__Dataset records__.

********************

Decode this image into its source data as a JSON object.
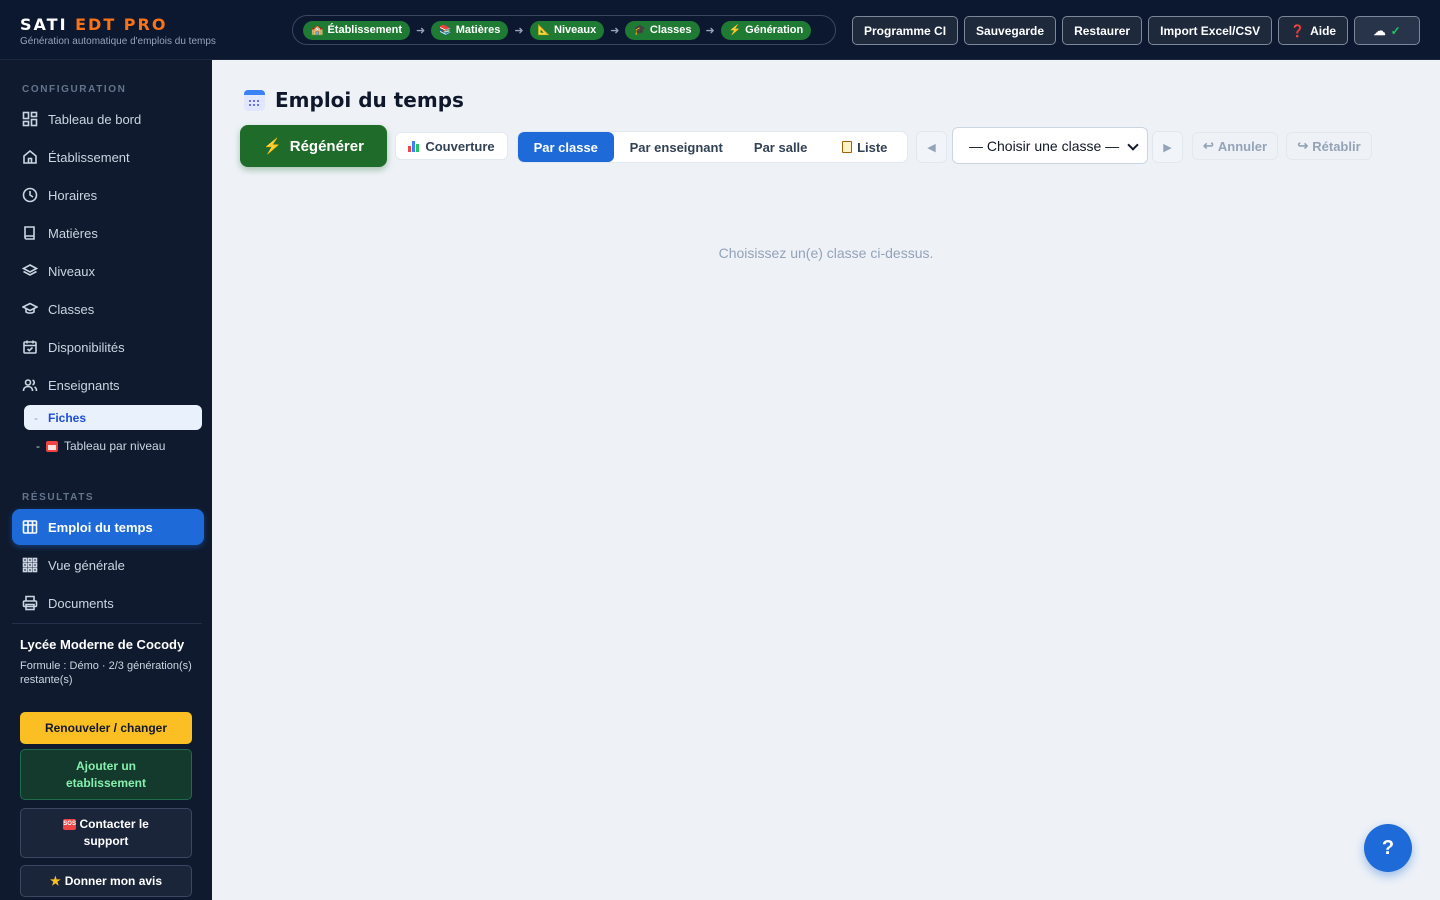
{
  "brand": {
    "title_main": "SATI ",
    "title_accent": "EDT PRO",
    "subtitle": "Génération automatique d'emplois du temps"
  },
  "steps": [
    "Établissement",
    "Matières",
    "Niveaux",
    "Classes",
    "Génération"
  ],
  "top_actions": {
    "programme": "Programme CI",
    "sauvegarde": "Sauvegarde",
    "restaurer": "Restaurer",
    "import": "Import Excel/CSV",
    "aide": "Aide"
  },
  "sidebar": {
    "config_label": "CONFIGURATION",
    "items": [
      "Tableau de bord",
      "Établissement",
      "Horaires",
      "Matières",
      "Niveaux",
      "Classes",
      "Disponibilités",
      "Enseignants"
    ],
    "teacher_sub": {
      "fiches": "Fiches",
      "tableau": "Tableau par niveau"
    },
    "results_label": "RÉSULTATS",
    "results": [
      "Emploi du temps",
      "Vue générale",
      "Documents"
    ],
    "school_name": "Lycée Moderne de Cocody",
    "school_plan": "Formule : Démo · 2/3 génération(s) restante(s)",
    "btn_renew": "Renouveler / changer",
    "btn_add": "Ajouter un etablissement",
    "btn_support": "Contacter le support",
    "btn_review": "Donner mon avis"
  },
  "main": {
    "title": "Emploi du temps",
    "regen": "Régénérer",
    "couverture": "Couverture",
    "tabs": [
      "Par classe",
      "Par enseignant",
      "Par salle",
      "Liste"
    ],
    "select_value": "— Choisir une classe —",
    "annuler": "Annuler",
    "retablir": "Rétablir",
    "empty": "Choisissez un(e) classe ci-dessus."
  },
  "help_fab": "?"
}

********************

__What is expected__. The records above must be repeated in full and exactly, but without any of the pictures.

__Written answer__.
Decode this image into its source data as a JSON object.
{
  "brand": {
    "title_main": "SATI ",
    "title_accent": "EDT PRO",
    "subtitle": "Génération automatique d'emplois du temps"
  },
  "steps": [
    "Établissement",
    "Matières",
    "Niveaux",
    "Classes",
    "Génération"
  ],
  "top_actions": {
    "programme": "Programme CI",
    "sauvegarde": "Sauvegarde",
    "restaurer": "Restaurer",
    "import": "Import Excel/CSV",
    "aide": "Aide"
  },
  "sidebar": {
    "config_label": "CONFIGURATION",
    "items": [
      "Tableau de bord",
      "Établissement",
      "Horaires",
      "Matières",
      "Niveaux",
      "Classes",
      "Disponibilités",
      "Enseignants"
    ],
    "teacher_sub": {
      "fiches": "Fiches",
      "tableau": "Tableau par niveau"
    },
    "results_label": "RÉSULTATS",
    "results": [
      "Emploi du temps",
      "Vue générale",
      "Documents"
    ],
    "school_name": "Lycée Moderne de Cocody",
    "school_plan": "Formule : Démo · 2/3 génération(s) restante(s)",
    "btn_renew": "Renouveler / changer",
    "btn_add": "Ajouter un etablissement",
    "btn_support": "Contacter le support",
    "btn_review": "Donner mon avis"
  },
  "main": {
    "title": "Emploi du temps",
    "regen": "Régénérer",
    "couverture": "Couverture",
    "tabs": [
      "Par classe",
      "Par enseignant",
      "Par salle",
      "Liste"
    ],
    "select_value": "— Choisir une classe —",
    "annuler": "Annuler",
    "retablir": "Rétablir",
    "empty": "Choisissez un(e) classe ci-dessus."
  },
  "help_fab": "?"
}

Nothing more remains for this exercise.